When I see this practice, I think of King Hrothgar's hall, Heorot, and smile at the persistence of cultural memory.
But there is more, says today's New York Times article on trendy nature motifs, "If There's A Buck In It Somewhere".
“Antlers have a kind of maximalism that satisfies our urge for things to be overdesigned,” said David Wolfe, the creative director of the Doneger Group, which forecasts fashion and retail trends. “And because they are natural, we don’t have to take the blame for their being overdesigned. They are busy, convoluted objects, but they are natural.”
It is notable as well that many of the shops that are rife with antlers are targeting a new breed of male consumer who is dabbling in a stereotypically feminine embrace of fashion. At Hollander & Lexer, a new men’s store on Atlantic Avenue in Brooklyn with the feel of shopping in a slightly demented explorer’s club, a mounted African kudu head watches over Rogues Gallery T-shirts and Paul Smith jeans, as if to remind shoppers that fussing over their wardrobes need not be an effete pursuit.
The stag as an archetypal symbol was not lost on Lisa Kinoshita, who designs a jewelry collection called Mineral in Tacoma, Wash., which includes a sterling silver antler pendant. But she doubts that the current popularity is based on more than aesthetics.
“Where once the stag was a symbol of religious regeneration,” she said, “it could be said that today it appeals to those who worship modern design.”

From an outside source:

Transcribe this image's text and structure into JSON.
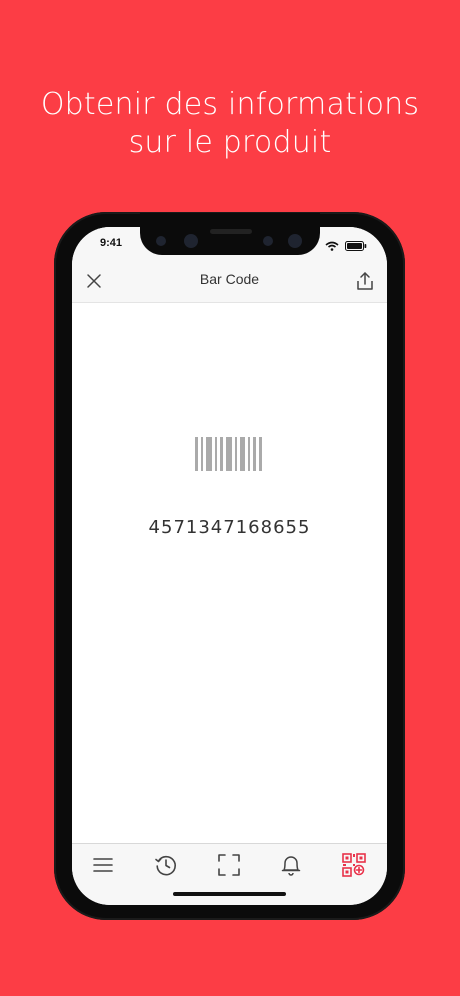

There is more, as fertile minds in the fashion industry talk about their favorite subject, the fashion industry